Supreme Court Nominees: Not wanting an early fight with Senate Republicans, she'd probably fill arch-conservative constructionist Antonin Scalia's empty seat with another Republican, restoring the 2015 ideological balance of the court. She might have gotten to fill another two or three seats, and here is where she might have made a real difference for the liberal cause. The 5-4 question is, would she have gone to war with the GOP by appointing a Democrat to replace a dead or retiring right-winger? Could she win if she had? I lay 50-50 odds on both questions.
Taxes and the Economy: Clinton proposed a slightly more progressive tax structure during the campaign. She only wanted a $12/hour minimum wage -- less than many states and cities. Even though NAFTA and trade were her Achilles' heels, she didn't propose a job retraining program or welfare plan for workers displaced by globalization. Largely, she pledged to continue the gradual Obama recovery, which has left most workers behind. In the absence of an unforeseen boom or bust, your wallet would have felt pretty much the same as it has over the last few years.

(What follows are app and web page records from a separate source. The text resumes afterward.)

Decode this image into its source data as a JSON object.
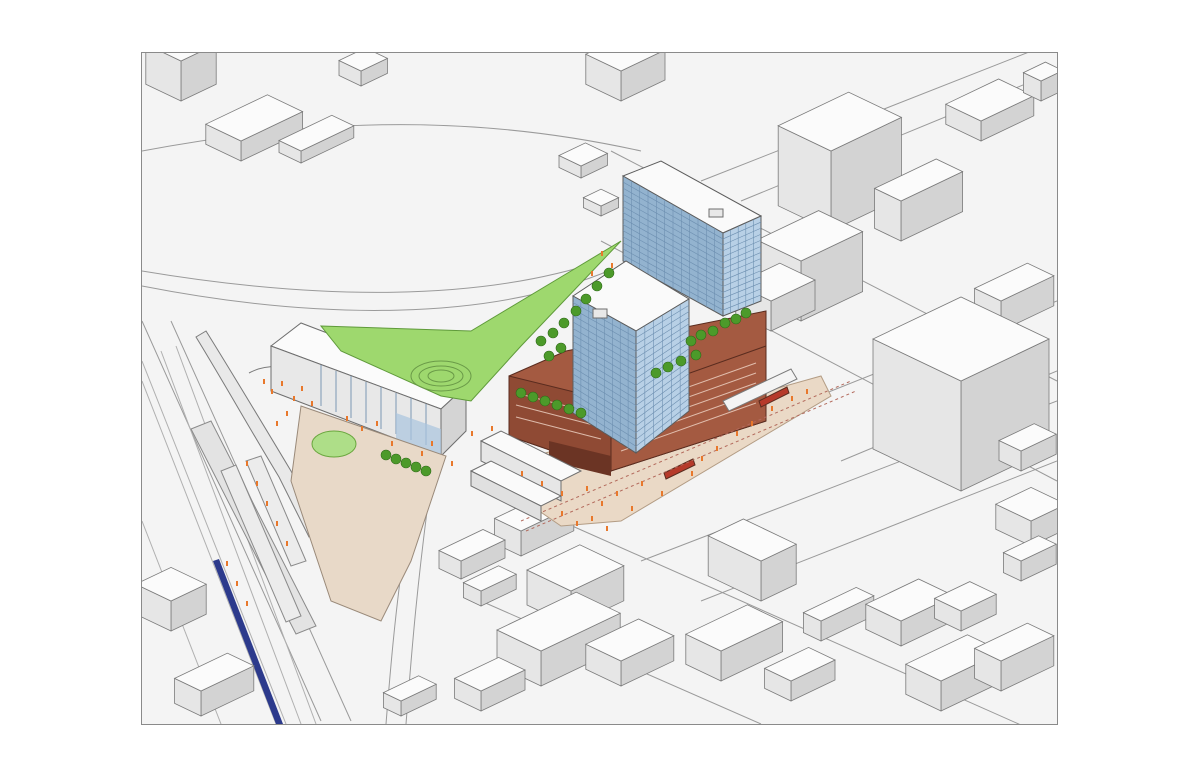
{
  "figure": {
    "type": "axonometric-site-diagram",
    "labels": [],
    "colors": {
      "background": "#ffffff",
      "ground": "#f4f4f4",
      "context_building_roof": "#fbfbfb",
      "context_building_left": "#e6e6e6",
      "context_building_right": "#d3d3d3",
      "linework": "#7a7a7a",
      "glass_tower_left": "#93b3cf",
      "glass_tower_right": "#b8d0e6",
      "brick_podium": "#8f4a34",
      "brick_podium_light": "#a45a41",
      "green_roof": "#9ed86e",
      "tree": "#4c9a2a",
      "plaza_paving": "#e8d9c8",
      "pedestrians": "#e8782c",
      "streetcar": "#b63a2a",
      "train": "#2c3a8c"
    },
    "elements": {
      "towers": [
        "north-tower",
        "south-tower"
      ],
      "podium": "brick-podium",
      "green_roof": "landscaped-green-roof",
      "plaza": "public-plaza",
      "lawn": "circular-lawn",
      "transit": [
        "rail-corridor",
        "streetcar-line",
        "commuter-train"
      ]
    }
  }
}
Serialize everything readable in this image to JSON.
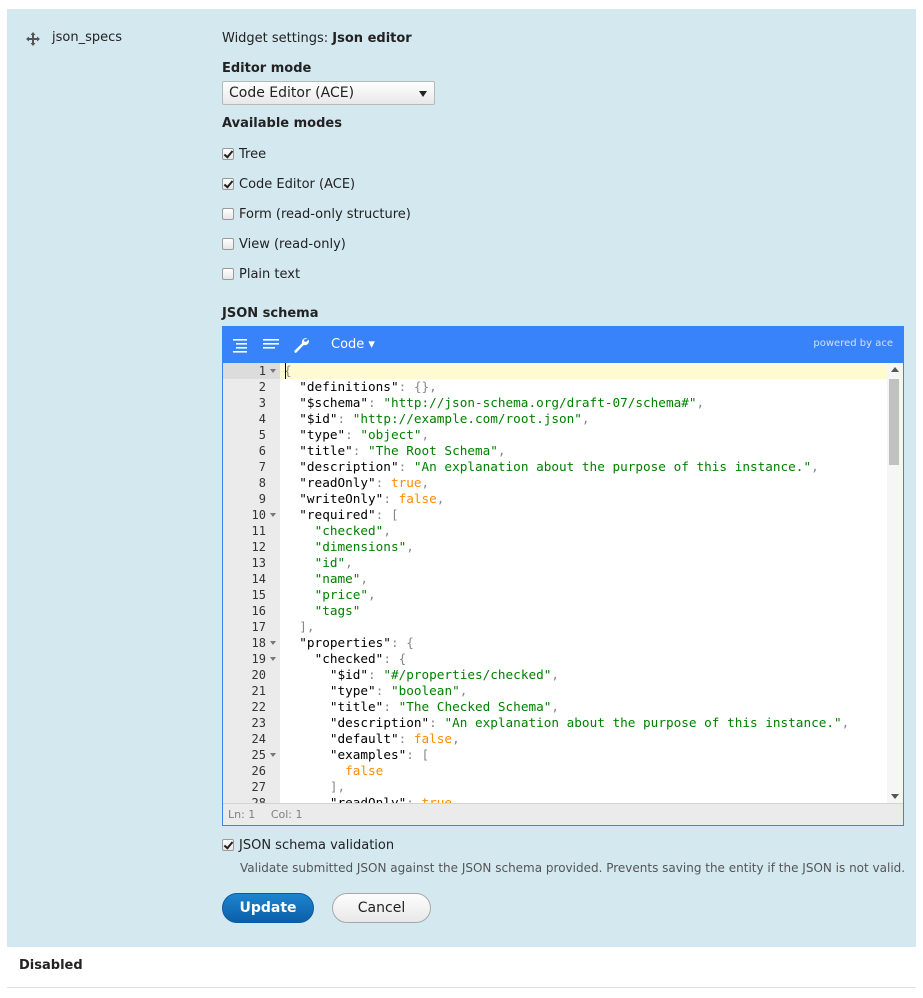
{
  "row": {
    "field_name": "json_specs",
    "drag_icon": "move-cross-icon"
  },
  "settings": {
    "widget_settings_prefix": "Widget settings:",
    "widget_settings_name": "Json editor",
    "editor_mode_label": "Editor mode",
    "editor_mode_value": "Code Editor (ACE)",
    "available_modes_label": "Available modes",
    "modes": [
      {
        "label": "Tree",
        "checked": true
      },
      {
        "label": "Code Editor (ACE)",
        "checked": true
      },
      {
        "label": "Form (read-only structure)",
        "checked": false
      },
      {
        "label": "View (read-only)",
        "checked": false
      },
      {
        "label": "Plain text",
        "checked": false
      }
    ],
    "json_schema_label": "JSON schema",
    "validation_label": "JSON schema validation",
    "validation_checked": true,
    "validation_description": "Validate submitted JSON against the JSON schema provided. Prevents saving the entity if the JSON is not valid.",
    "update_button": "Update",
    "cancel_button": "Cancel"
  },
  "editor": {
    "toolbar_icons": [
      "format-icon",
      "compact-icon",
      "wrench-icon"
    ],
    "mode_menu": "Code ▾",
    "powered_by": "powered by ace",
    "status_ln": "Ln: 1",
    "status_col": "Col: 1",
    "lines": [
      {
        "n": "1",
        "fold": true,
        "text": "{"
      },
      {
        "n": "2",
        "text": "  \"definitions\": {},"
      },
      {
        "n": "3",
        "text": "  \"$schema\": \"http://json-schema.org/draft-07/schema#\","
      },
      {
        "n": "4",
        "text": "  \"$id\": \"http://example.com/root.json\","
      },
      {
        "n": "5",
        "text": "  \"type\": \"object\","
      },
      {
        "n": "6",
        "text": "  \"title\": \"The Root Schema\","
      },
      {
        "n": "7",
        "text": "  \"description\": \"An explanation about the purpose of this instance.\","
      },
      {
        "n": "8",
        "text": "  \"readOnly\": true,"
      },
      {
        "n": "9",
        "text": "  \"writeOnly\": false,"
      },
      {
        "n": "10",
        "fold": true,
        "text": "  \"required\": ["
      },
      {
        "n": "11",
        "text": "    \"checked\","
      },
      {
        "n": "12",
        "text": "    \"dimensions\","
      },
      {
        "n": "13",
        "text": "    \"id\","
      },
      {
        "n": "14",
        "text": "    \"name\","
      },
      {
        "n": "15",
        "text": "    \"price\","
      },
      {
        "n": "16",
        "text": "    \"tags\""
      },
      {
        "n": "17",
        "text": "  ],"
      },
      {
        "n": "18",
        "fold": true,
        "text": "  \"properties\": {"
      },
      {
        "n": "19",
        "fold": true,
        "text": "    \"checked\": {"
      },
      {
        "n": "20",
        "text": "      \"$id\": \"#/properties/checked\","
      },
      {
        "n": "21",
        "text": "      \"type\": \"boolean\","
      },
      {
        "n": "22",
        "text": "      \"title\": \"The Checked Schema\","
      },
      {
        "n": "23",
        "text": "      \"description\": \"An explanation about the purpose of this instance.\","
      },
      {
        "n": "24",
        "text": "      \"default\": false,"
      },
      {
        "n": "25",
        "fold": true,
        "text": "      \"examples\": ["
      },
      {
        "n": "26",
        "text": "        false"
      },
      {
        "n": "27",
        "text": "      ],"
      },
      {
        "n": "28",
        "text": "      \"readOnly\": true,"
      }
    ]
  },
  "footer": {
    "disabled_label": "Disabled"
  }
}
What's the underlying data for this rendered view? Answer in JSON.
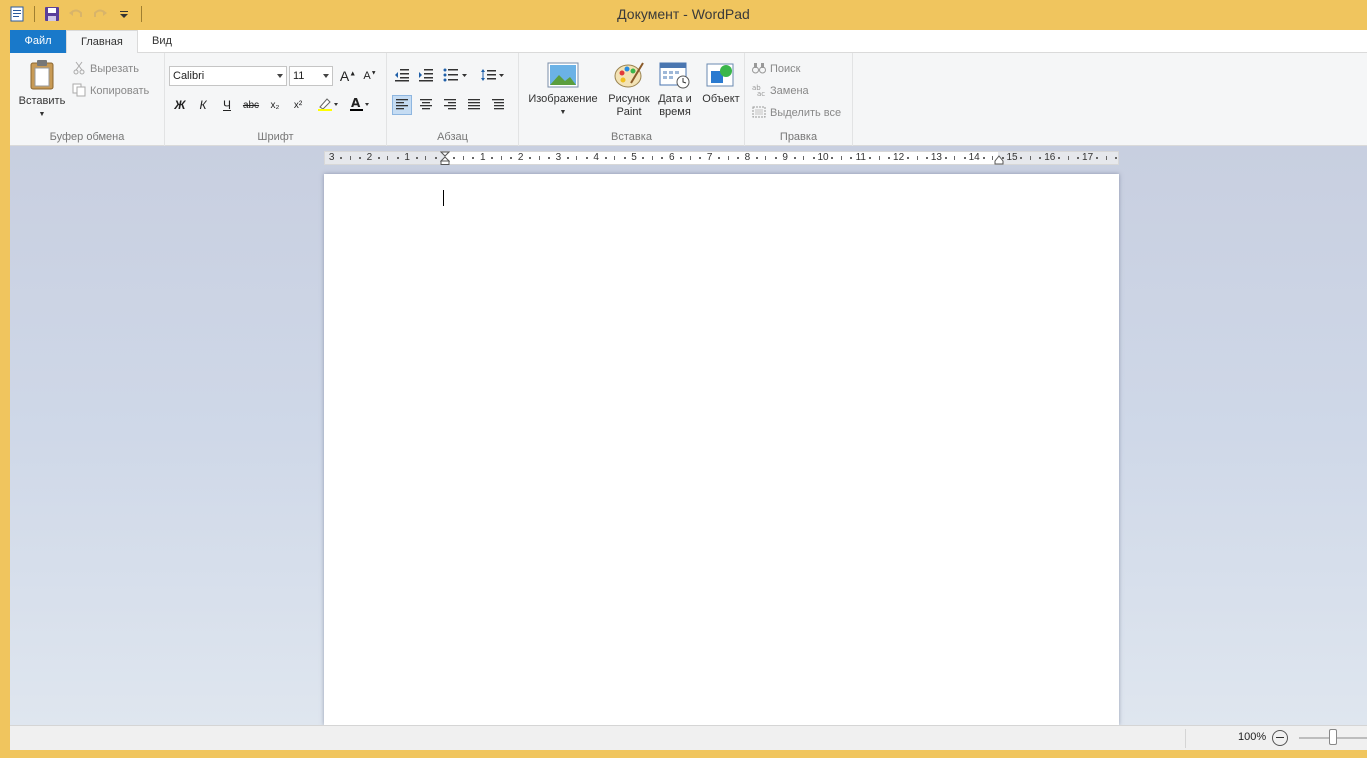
{
  "window": {
    "title": "Документ - WordPad"
  },
  "qat": {
    "icons": [
      "wordpad-app-icon",
      "save-icon",
      "undo-icon",
      "redo-icon",
      "customize-dropdown-icon"
    ]
  },
  "tabs": [
    {
      "label": "Файл"
    },
    {
      "label": "Главная"
    },
    {
      "label": "Вид"
    }
  ],
  "ribbon": {
    "clipboard": {
      "label": "Буфер обмена",
      "paste": "Вставить",
      "cut": "Вырезать",
      "copy": "Копировать"
    },
    "font": {
      "label": "Шрифт",
      "family": "Calibri",
      "size": "11",
      "bold": "Ж",
      "italic": "К",
      "underline": "Ч",
      "strike": "abc",
      "sub": "x₂",
      "sup": "x²"
    },
    "paragraph": {
      "label": "Абзац"
    },
    "insert": {
      "label": "Вставка",
      "picture": "Изображение",
      "paint_line1": "Рисунок",
      "paint_line2": "Paint",
      "datetime_line1": "Дата и",
      "datetime_line2": "время",
      "object": "Объект"
    },
    "editing": {
      "label": "Правка",
      "find": "Поиск",
      "replace": "Замена",
      "select_all": "Выделить все"
    }
  },
  "ruler": {
    "labels": [
      "3",
      "2",
      "1",
      "1",
      "2",
      "3",
      "4",
      "5",
      "6",
      "7",
      "8",
      "9",
      "10",
      "11",
      "12",
      "13",
      "14",
      "15",
      "16",
      "17"
    ]
  },
  "status": {
    "zoom": "100%",
    "zoom_level": 0.5
  },
  "colors": {
    "title_bar": "#f0c55e",
    "file_tab": "#1979ca",
    "ribbon_bg": "#f5f6f7"
  }
}
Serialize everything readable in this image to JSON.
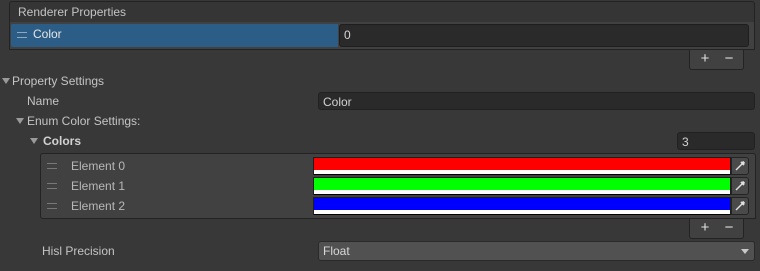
{
  "renderer_properties": {
    "header": "Renderer Properties",
    "items": [
      {
        "label": "Color",
        "value": "0"
      }
    ],
    "add_label": "+",
    "remove_label": "−"
  },
  "property_settings": {
    "title": "Property Settings",
    "name_label": "Name",
    "name_value": "Color",
    "enum_color_settings": {
      "title": "Enum Color Settings:",
      "colors": {
        "title": "Colors",
        "count": "3",
        "elements": [
          {
            "label": "Element 0",
            "color": "#ff0000"
          },
          {
            "label": "Element 1",
            "color": "#00ff00"
          },
          {
            "label": "Element 2",
            "color": "#0000ff"
          }
        ],
        "add_label": "+",
        "remove_label": "−"
      }
    },
    "hsl_precision_label": "Hisl Precision",
    "hsl_precision_value": "Float"
  },
  "icons": {
    "foldout": "triangle-down-icon",
    "drag": "drag-handle-icon",
    "picker": "eyedropper-icon",
    "dropdown": "chevron-down-icon"
  }
}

Privacy and the NSA: Even in the wake of the Edward Snowden revelations (when she called the whistleblower a traitor), Clinton stridently defended the government's illegal spying against every American. Spooks would have had a friend in Clinton, as under Trump.
Healthcare: Obamacare would have remained in place in its present form. A few vague promises to add a "public option" do not amount to a pledge to spend political capital to get it past Congressional Republicans. But premiums are skyrocketing, so Hillarian inaction might have led to wider calls for ACA repeal, a big step backward. (No one knows what Trump will do. Not even him.)
Gay and Transgender Rights: Clinton opposed marriage equality until 2013 -- after most Americans told pollsters they were for it. She is weak on transgender issues. On issues of individual rights, the Clintons have always followed, not led. She would have had little effect on these struggles, on which Trump has actually been pretty good.
Women's Rights: No doubt, the election of the first woman president would have been incredibly inspiring to women and girls. Would Clinton' impact on the feminist movement have gone beyond the symbolism of identity politics? Probably not. The next logical legislative steps to advance women's rights -- paid family leave for a year, federal child care for freelancers and self-employed workers, a federal pay equality law, reviving the Equal Rights Amendment, a full-scale campaign against rape culture -- received zero support from the defeated nominee.
Abortion: A federal law legalizing abortion would resolve the SCOTUS wars and guarantee that women in the South had the right to choose. But Clinton seems satisfied with the status quo.
Social Programs: Neither Clinton has ever proposed a major new anti-poverty program. There's no reason to think that that would have changed. Ditto for Trump.
War and Peace: Hillary has a long history of hawkishness. She didn't push through any peace deals as Secretary of State. During the campaign, she called for a no-fly zone over Syria, a tactic designed to provoke hostilities. And her hot rhetoric so freaked out the government of Russia that Kremlin military analysts worried about World War III if she won. Trump is a hothead. But Hillary might have been more likely to start a war.
The Middle East: Any breakthrough would have to be brokered by someone who was not as much of an unqualified supporter of Israel as she is. (So is Trump.)